TASK TO CARRY OUT: Whenever a line in the entries below contains "selected", copy that line.

(Data items)
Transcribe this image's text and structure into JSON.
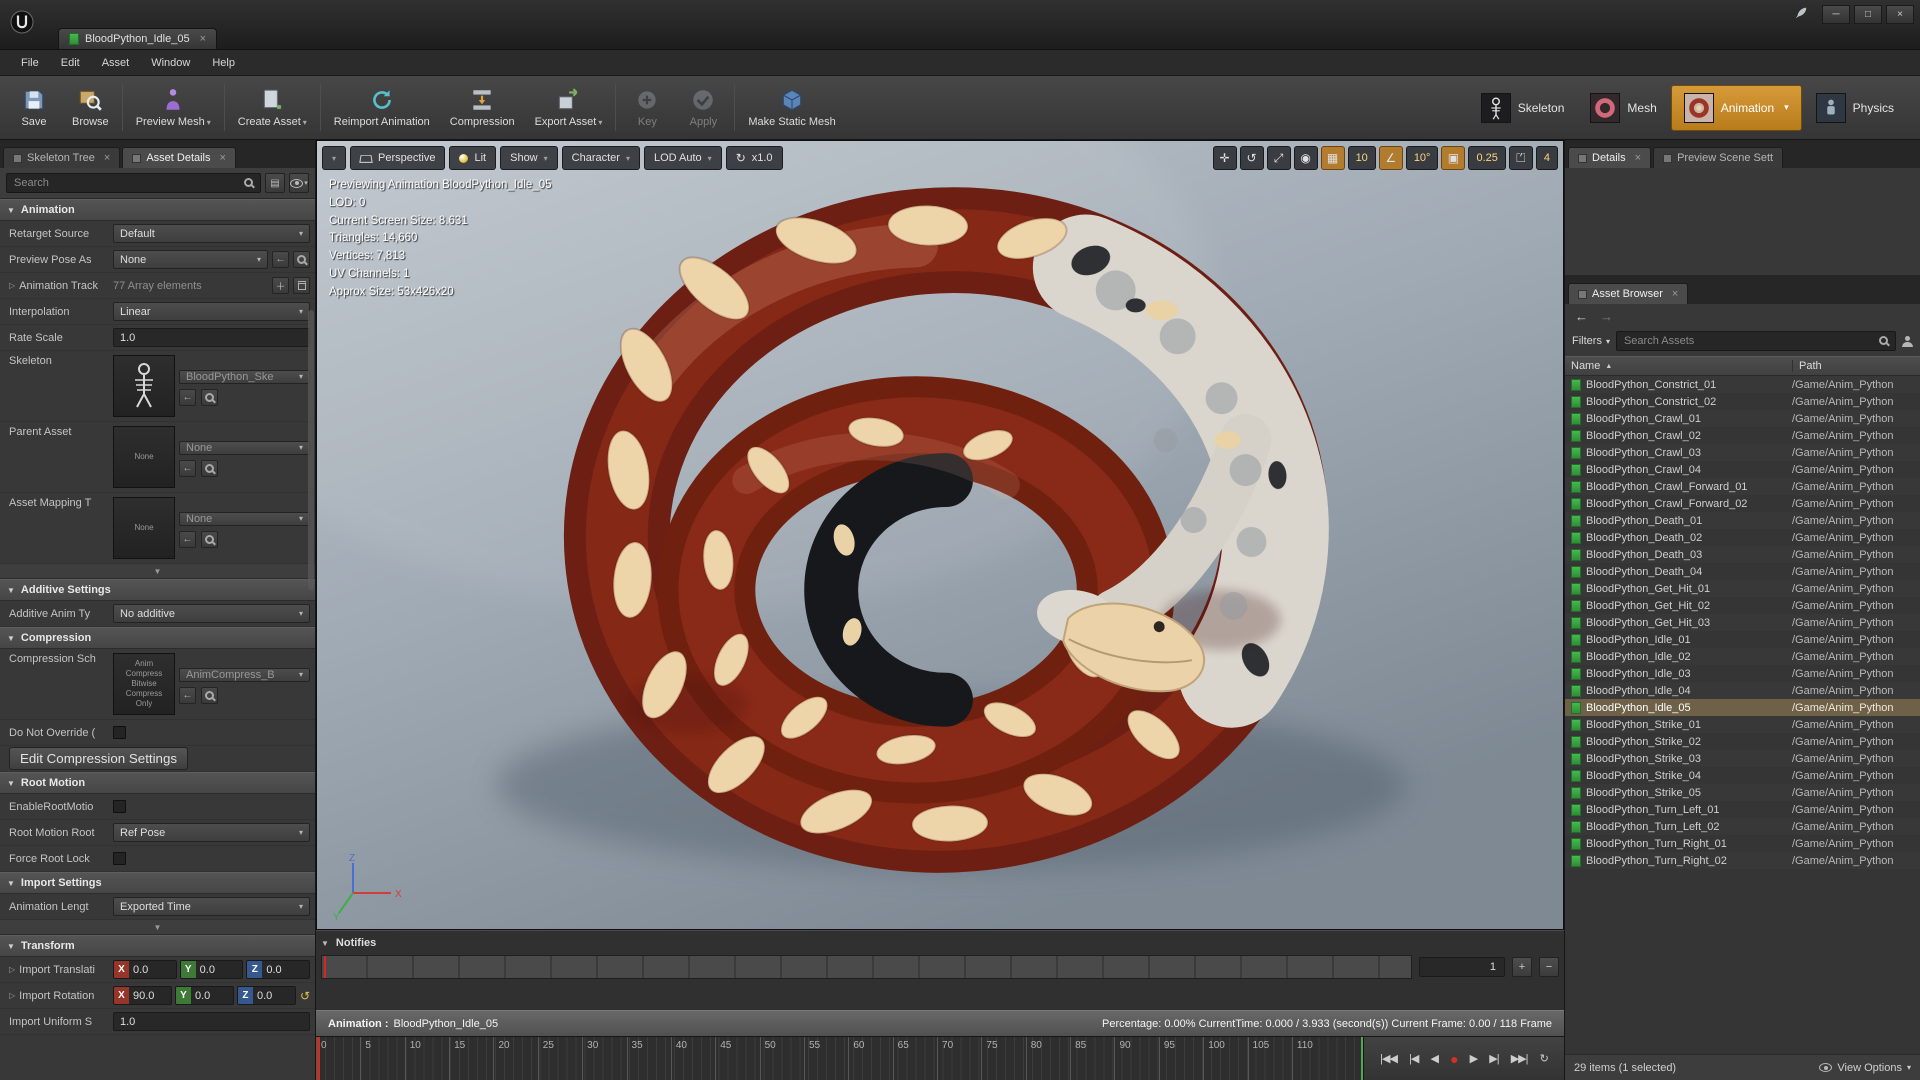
{
  "colors": {
    "accent_orange": "#c98b2c",
    "selection_row": "#6e6148",
    "snake_red": "#7c2518",
    "asset_icon_green": "#3fae46",
    "record_red": "#d03326"
  },
  "window": {
    "tab_title": "BloodPython_Idle_05",
    "controls": {
      "minimize": "─",
      "maximize": "□",
      "close": "×"
    }
  },
  "menu": {
    "items": [
      "File",
      "Edit",
      "Asset",
      "Window",
      "Help"
    ]
  },
  "toolbar": {
    "save": "Save",
    "browse": "Browse",
    "preview_mesh": "Preview Mesh",
    "create_asset": "Create Asset",
    "reimport": "Reimport Animation",
    "compression": "Compression",
    "export_asset": "Export Asset",
    "key": "Key",
    "apply": "Apply",
    "make_static_mesh": "Make Static Mesh",
    "modes": {
      "skeleton": "Skeleton",
      "mesh": "Mesh",
      "animation": "Animation",
      "physics": "Physics"
    }
  },
  "asset_details": {
    "tabs": {
      "skeleton_tree": "Skeleton Tree",
      "asset_details": "Asset Details"
    },
    "search_placeholder": "Search",
    "animation_section": {
      "title": "Animation",
      "retarget_source": {
        "label": "Retarget Source",
        "value": "Default"
      },
      "preview_pose": {
        "label": "Preview Pose As",
        "value": "None"
      },
      "animation_track": {
        "label": "Animation Track",
        "value": "77 Array elements"
      },
      "interpolation": {
        "label": "Interpolation",
        "value": "Linear"
      },
      "rate_scale": {
        "label": "Rate Scale",
        "value": "1.0"
      },
      "skeleton": {
        "label": "Skeleton",
        "value": "BloodPython_Ske"
      },
      "parent_asset": {
        "label": "Parent Asset",
        "value": "None",
        "thumb": "None"
      },
      "asset_mapping": {
        "label": "Asset Mapping T",
        "value": "None",
        "thumb": "None"
      }
    },
    "additive_section": {
      "title": "Additive Settings",
      "additive_anim": {
        "label": "Additive Anim Ty",
        "value": "No additive"
      }
    },
    "compression_section": {
      "title": "Compression",
      "scheme": {
        "label": "Compression Sch",
        "value": "AnimCompress_B",
        "thumb": "Anim Compress Bitwise Compress Only"
      },
      "do_not_override": {
        "label": "Do Not Override ("
      },
      "edit_button": "Edit Compression Settings"
    },
    "root_motion_section": {
      "title": "Root Motion",
      "enable": {
        "label": "EnableRootMotio"
      },
      "root": {
        "label": "Root Motion Root",
        "value": "Ref Pose"
      },
      "force_lock": {
        "label": "Force Root Lock"
      }
    },
    "import_section": {
      "title": "Import Settings",
      "anim_length": {
        "label": "Animation Lengt",
        "value": "Exported Time"
      }
    },
    "transform_section": {
      "title": "Transform",
      "translation": {
        "label": "Import Translati",
        "x": "0.0",
        "y": "0.0",
        "z": "0.0"
      },
      "rotation": {
        "label": "Import Rotation",
        "x": "90.0",
        "y": "0.0",
        "z": "0.0"
      },
      "uniform": {
        "label": "Import Uniform S",
        "value": "1.0"
      }
    }
  },
  "viewport": {
    "toolbar": {
      "perspective": "Perspective",
      "lit": "Lit",
      "show": "Show",
      "character": "Character",
      "lod_auto": "LOD Auto",
      "speed": "x1.0"
    },
    "snaps": {
      "grid": "10",
      "rotation": "10°",
      "scale": "0.25",
      "camera_speed": "4"
    },
    "stats": [
      "Previewing Animation BloodPython_Idle_05",
      "LOD: 0",
      "Current Screen Size: 8.631",
      "Triangles: 14,660",
      "Vertices: 7,813",
      "UV Channels: 1",
      "Approx Size: 53x426x20"
    ],
    "axes": {
      "x": "X",
      "y": "Y",
      "z": "Z"
    }
  },
  "timeline": {
    "notifies": {
      "title": "Notifies",
      "track_count": "1",
      "add": "+",
      "remove": "−"
    },
    "anim_bar": {
      "label": "Animation :",
      "name": "BloodPython_Idle_05",
      "status": "Percentage:  0.00% CurrentTime:  0.000 / 3.933 (second(s)) Current Frame:  0.00 / 118 Frame"
    },
    "ruler_labels": [
      "0",
      "5",
      "10",
      "15",
      "20",
      "25",
      "30",
      "35",
      "40",
      "45",
      "50",
      "55",
      "60",
      "65",
      "70",
      "75",
      "80",
      "85",
      "90",
      "95",
      "100",
      "105",
      "110"
    ],
    "transport": [
      "|◀◀",
      "|◀",
      "◀",
      "●",
      "▶",
      "▶|",
      "▶▶|",
      "↻"
    ]
  },
  "right_panel": {
    "tabs": {
      "details": "Details",
      "preview_scene": "Preview Scene Sett"
    },
    "asset_browser": {
      "tab": "Asset Browser",
      "filters": "Filters",
      "search_placeholder": "Search Assets",
      "columns": {
        "name": "Name",
        "path": "Path"
      },
      "assets": [
        {
          "name": "BloodPython_Constrict_01",
          "path": "/Game/Anim_Python"
        },
        {
          "name": "BloodPython_Constrict_02",
          "path": "/Game/Anim_Python"
        },
        {
          "name": "BloodPython_Crawl_01",
          "path": "/Game/Anim_Python"
        },
        {
          "name": "BloodPython_Crawl_02",
          "path": "/Game/Anim_Python"
        },
        {
          "name": "BloodPython_Crawl_03",
          "path": "/Game/Anim_Python"
        },
        {
          "name": "BloodPython_Crawl_04",
          "path": "/Game/Anim_Python"
        },
        {
          "name": "BloodPython_Crawl_Forward_01",
          "path": "/Game/Anim_Python"
        },
        {
          "name": "BloodPython_Crawl_Forward_02",
          "path": "/Game/Anim_Python"
        },
        {
          "name": "BloodPython_Death_01",
          "path": "/Game/Anim_Python"
        },
        {
          "name": "BloodPython_Death_02",
          "path": "/Game/Anim_Python"
        },
        {
          "name": "BloodPython_Death_03",
          "path": "/Game/Anim_Python"
        },
        {
          "name": "BloodPython_Death_04",
          "path": "/Game/Anim_Python"
        },
        {
          "name": "BloodPython_Get_Hit_01",
          "path": "/Game/Anim_Python"
        },
        {
          "name": "BloodPython_Get_Hit_02",
          "path": "/Game/Anim_Python"
        },
        {
          "name": "BloodPython_Get_Hit_03",
          "path": "/Game/Anim_Python"
        },
        {
          "name": "BloodPython_Idle_01",
          "path": "/Game/Anim_Python"
        },
        {
          "name": "BloodPython_Idle_02",
          "path": "/Game/Anim_Python"
        },
        {
          "name": "BloodPython_Idle_03",
          "path": "/Game/Anim_Python"
        },
        {
          "name": "BloodPython_Idle_04",
          "path": "/Game/Anim_Python"
        },
        {
          "name": "BloodPython_Idle_05",
          "path": "/Game/Anim_Python",
          "selected": true
        },
        {
          "name": "BloodPython_Strike_01",
          "path": "/Game/Anim_Python"
        },
        {
          "name": "BloodPython_Strike_02",
          "path": "/Game/Anim_Python"
        },
        {
          "name": "BloodPython_Strike_03",
          "path": "/Game/Anim_Python"
        },
        {
          "name": "BloodPython_Strike_04",
          "path": "/Game/Anim_Python"
        },
        {
          "name": "BloodPython_Strike_05",
          "path": "/Game/Anim_Python"
        },
        {
          "name": "BloodPython_Turn_Left_01",
          "path": "/Game/Anim_Python"
        },
        {
          "name": "BloodPython_Turn_Left_02",
          "path": "/Game/Anim_Python"
        },
        {
          "name": "BloodPython_Turn_Right_01",
          "path": "/Game/Anim_Python"
        },
        {
          "name": "BloodPython_Turn_Right_02",
          "path": "/Game/Anim_Python"
        }
      ],
      "status": "29 items (1 selected)",
      "view_options": "View Options"
    }
  }
}
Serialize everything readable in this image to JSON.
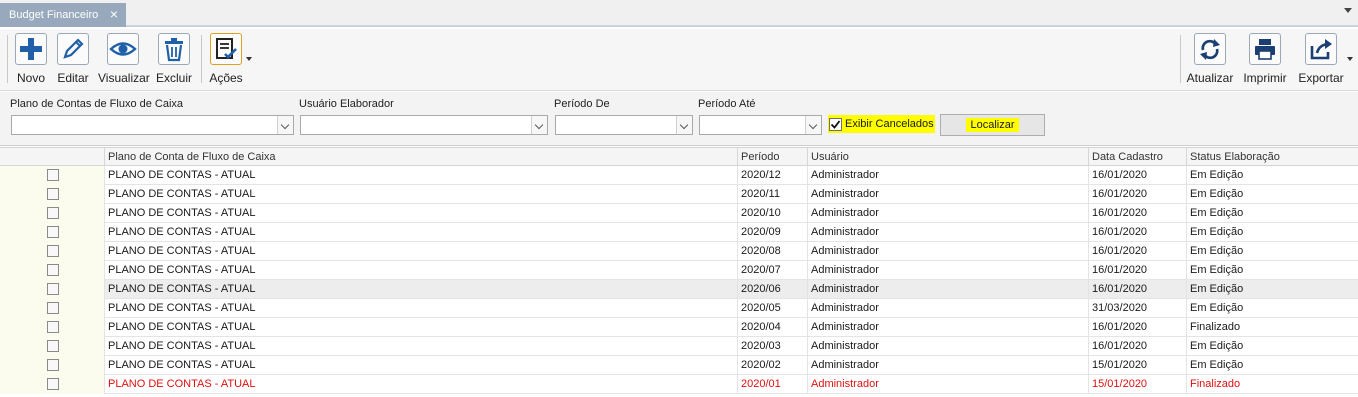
{
  "tab": {
    "title": "Budget Financeiro",
    "close": "×"
  },
  "toolbar": {
    "novo": "Novo",
    "editar": "Editar",
    "visualizar": "Visualizar",
    "excluir": "Excluir",
    "acoes": "Ações",
    "atualizar": "Atualizar",
    "imprimir": "Imprimir",
    "exportar": "Exportar"
  },
  "filters": {
    "plano_label": "Plano de Contas de Fluxo de Caixa",
    "plano_value": "",
    "usuario_label": "Usuário Elaborador",
    "usuario_value": "",
    "periodo_de_label": "Período De",
    "periodo_de_value": "",
    "periodo_ate_label": "Período Até",
    "periodo_ate_value": "",
    "exibir_cancelados_label": "Exibir Cancelados",
    "exibir_cancelados_checked": true,
    "localizar": "Localizar"
  },
  "grid": {
    "columns": [
      "Plano de Conta de Fluxo de Caixa",
      "Período",
      "Usuário",
      "Data Cadastro",
      "Status Elaboração"
    ],
    "rows": [
      {
        "plano": "PLANO DE CONTAS - ATUAL",
        "periodo": "2020/12",
        "usuario": "Administrador",
        "data": "16/01/2020",
        "status": "Em Edição"
      },
      {
        "plano": "PLANO DE CONTAS - ATUAL",
        "periodo": "2020/11",
        "usuario": "Administrador",
        "data": "16/01/2020",
        "status": "Em Edição"
      },
      {
        "plano": "PLANO DE CONTAS - ATUAL",
        "periodo": "2020/10",
        "usuario": "Administrador",
        "data": "16/01/2020",
        "status": "Em Edição"
      },
      {
        "plano": "PLANO DE CONTAS - ATUAL",
        "periodo": "2020/09",
        "usuario": "Administrador",
        "data": "16/01/2020",
        "status": "Em Edição"
      },
      {
        "plano": "PLANO DE CONTAS - ATUAL",
        "periodo": "2020/08",
        "usuario": "Administrador",
        "data": "16/01/2020",
        "status": "Em Edição"
      },
      {
        "plano": "PLANO DE CONTAS - ATUAL",
        "periodo": "2020/07",
        "usuario": "Administrador",
        "data": "16/01/2020",
        "status": "Em Edição"
      },
      {
        "plano": "PLANO DE CONTAS - ATUAL",
        "periodo": "2020/06",
        "usuario": "Administrador",
        "data": "16/01/2020",
        "status": "Em Edição"
      },
      {
        "plano": "PLANO DE CONTAS - ATUAL",
        "periodo": "2020/05",
        "usuario": "Administrador",
        "data": "31/03/2020",
        "status": "Em Edição"
      },
      {
        "plano": "PLANO DE CONTAS - ATUAL",
        "periodo": "2020/04",
        "usuario": "Administrador",
        "data": "16/01/2020",
        "status": "Finalizado"
      },
      {
        "plano": "PLANO DE CONTAS - ATUAL",
        "periodo": "2020/03",
        "usuario": "Administrador",
        "data": "16/01/2020",
        "status": "Em Edição"
      },
      {
        "plano": "PLANO DE CONTAS - ATUAL",
        "periodo": "2020/02",
        "usuario": "Administrador",
        "data": "15/01/2020",
        "status": "Em Edição"
      },
      {
        "plano": "PLANO DE CONTAS - ATUAL",
        "periodo": "2020/01",
        "usuario": "Administrador",
        "data": "15/01/2020",
        "status": "Finalizado",
        "cancelled": true
      }
    ]
  },
  "colors": {
    "icon_blue": "#2060a8",
    "highlight": "#ffff00",
    "cancelled_text": "#e01010",
    "tab_bg": "#98a9bd"
  }
}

SOLUTION FOR THIS EXERCISE:
          "selected": true
      "status": "29 items (1 selected)",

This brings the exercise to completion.